Reading the liner notes to Girly, his full-length debut under the moniker of Featured, one might imagine that acclaimed musician/producer Julian Beeston has a few chips on his shoulder regarding the circumstances of his impressive resume; renowned for his involvement in such bands as Nitzer Ebb, Cubanate, Die Krupps, Chemlab, and more, it’s clear that his production and songwriting talents were not given a proper outlet to flourish… until now. With an ample catalog of material written over the years, Featured showcases his distinct brand of alternative and electronically-driven rock, recalling the exploratory days of the mid-‘90s when machines were dubiously infused with the raging fire of the human soul. On the appropriately titled Girly, that soul is decidedly female as Beeston has gathered an enclave of some of this generation’s most exciting vocal talents, picking up where the We the People EP indicated the project would be taking us.
Returning from that EP is I Ya Toyah’s Ania Tarnowska, her melodious performance on “Higher Than the Sun” perhaps surpassing that of “We the People” as her vocal bravado soars above the pulsing groove of chugging guitars and warbling synths. The same can be said of songs like “Stitched Up,” “Meltdown,” and “Hysteria,” in which Christine Olsen’s bluesy yet biting timbre adds a distinctly hip-shaking, fist-pumping fury that makes for some abrasively catchy and anthemic choruses, while Mia FluxXx’s boisterous delivery accentuates the political swagger in lines like “Just ‘coz Ameri ‘can’ don’t mean Ameri ‘should’” on “Ameri Can” and the need for escape that resounds in the ominous “Somewhere Else,” both serving up white hot dishes of industrial/rock fire. The darkly insistent rhythms and trippy electronics of “Shelter” and “Satellite” evoke the Songs of Faith and Devotion era of Depeche Mode as Livvy Holland’s emotive voice seeming flutters along with the layers of synthesized strings, while the defiant hard rocking tone of “Come and Get It” with Sabrina Love’s roars of “Boom boom shake the room,” and Andrea Kerr’s sultry and saccharine voice atop trancelike bass and a screaming slide guitar in the coda accentuate the darkly pop sensibilities of a song like “Horizon.” Sadly, Girly seems to lose a bit of steam in the last few tracks as the psychedelic pop flairs of “Break Free” and the sparkling electro grooves of “Without You” just feel lightweight and anticlimactic against the livelier bulk of the record, although this isn’t to say that Paul Gilmer and Whitney Tai don’t deliver some marvelous vocal performances.

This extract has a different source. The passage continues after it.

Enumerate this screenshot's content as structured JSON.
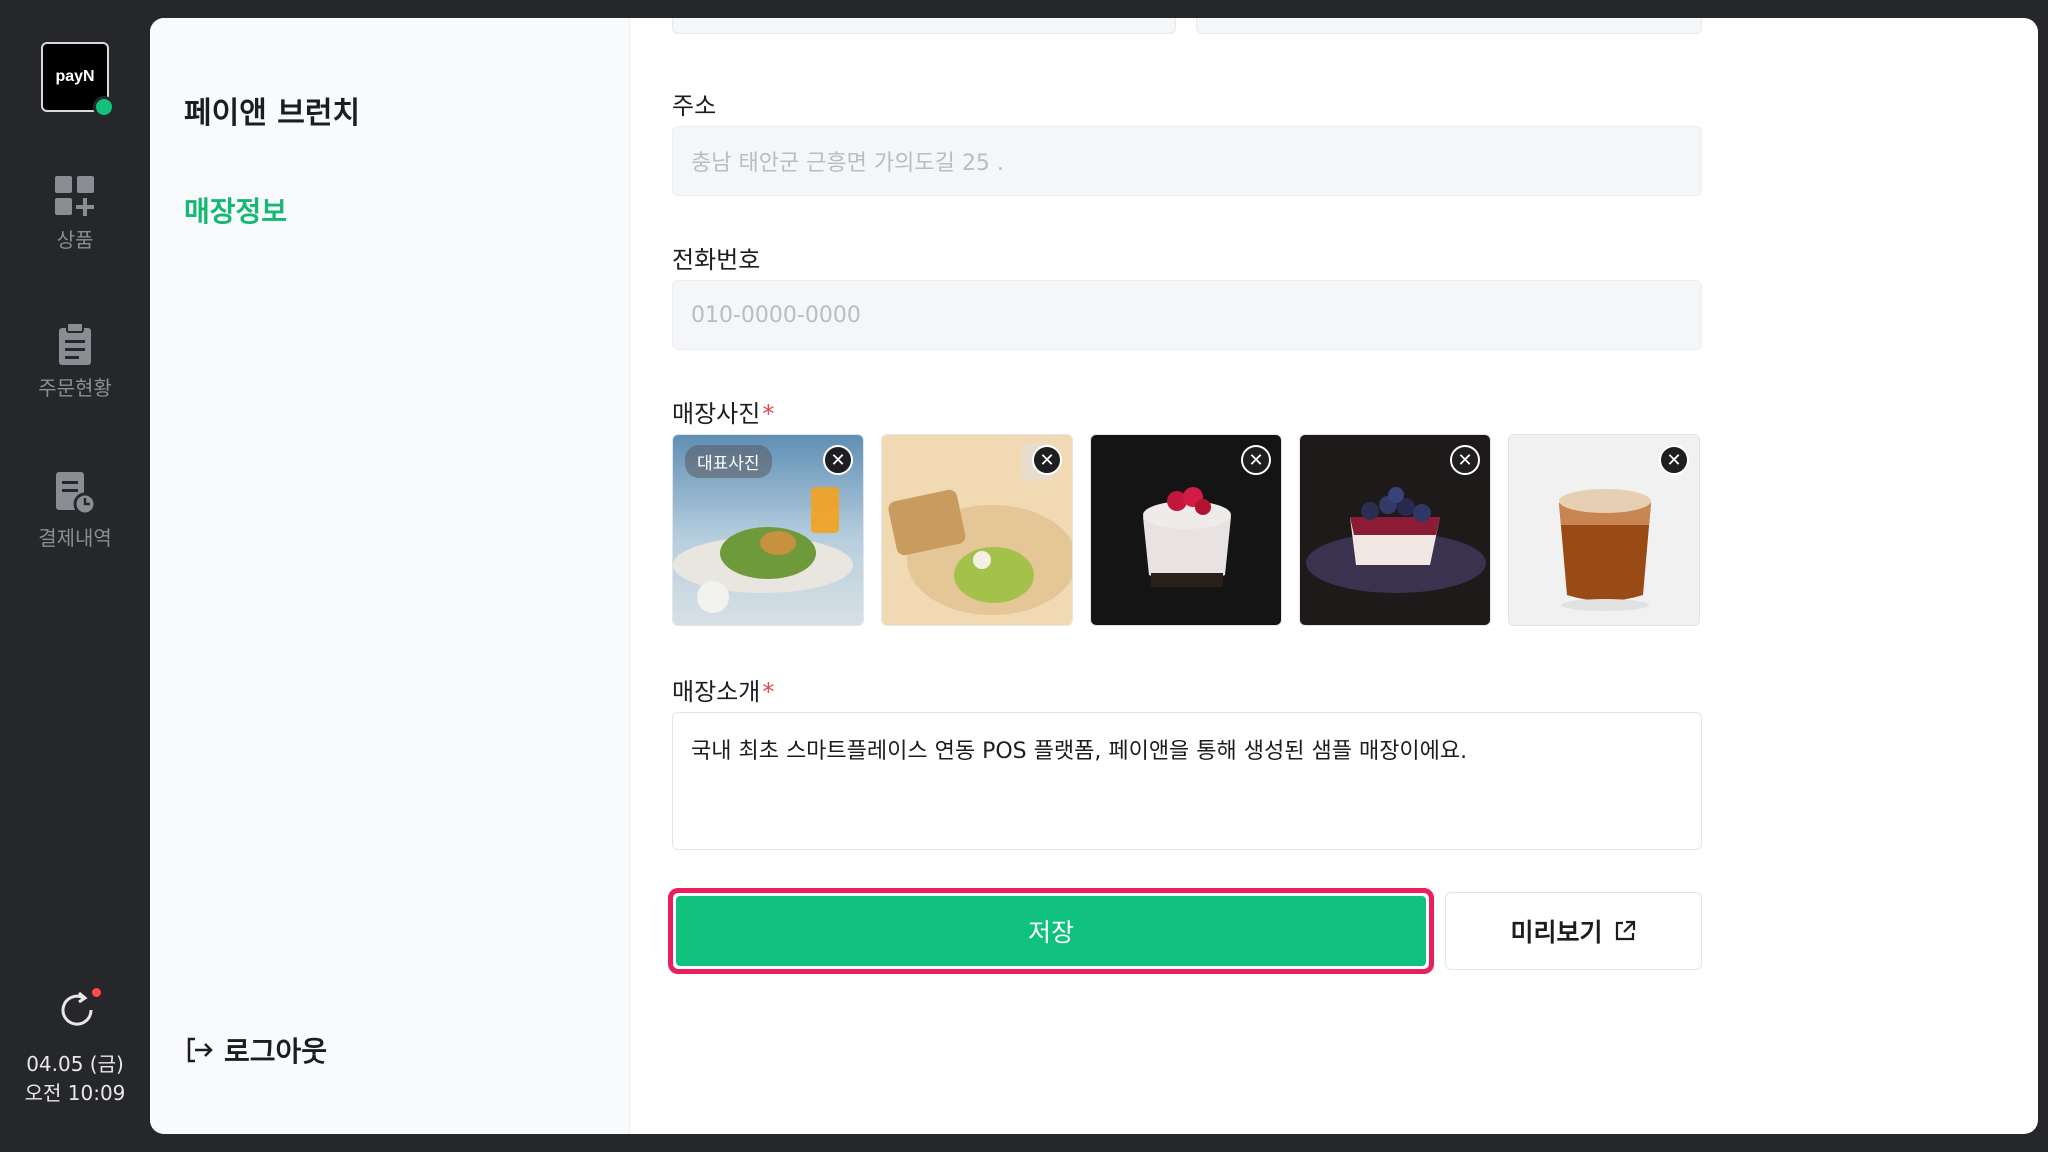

With some added assistance from the likes of Steve White, Dean Garcia, Melissa Evila, and others, Girly is as strong an exhibition of Beeston’s pedigree as a musician and producer as the preceding We the People EP. The familiarity of the artist’s style adherent to the sounds that he helped to forge is less of a hindrance with the understanding that these songs had been written and developed in the years since then, though it will be nice to hear if Beeston will take Featured into different territories on future releases. Still, one would be hard-pressed to find fault with Girly, especially with such a contingent of formidable vocalists adorning Beeston’s celebrated musical abilities. Crude though it may be to say, it must be put simply that Featured’s Girly has balls!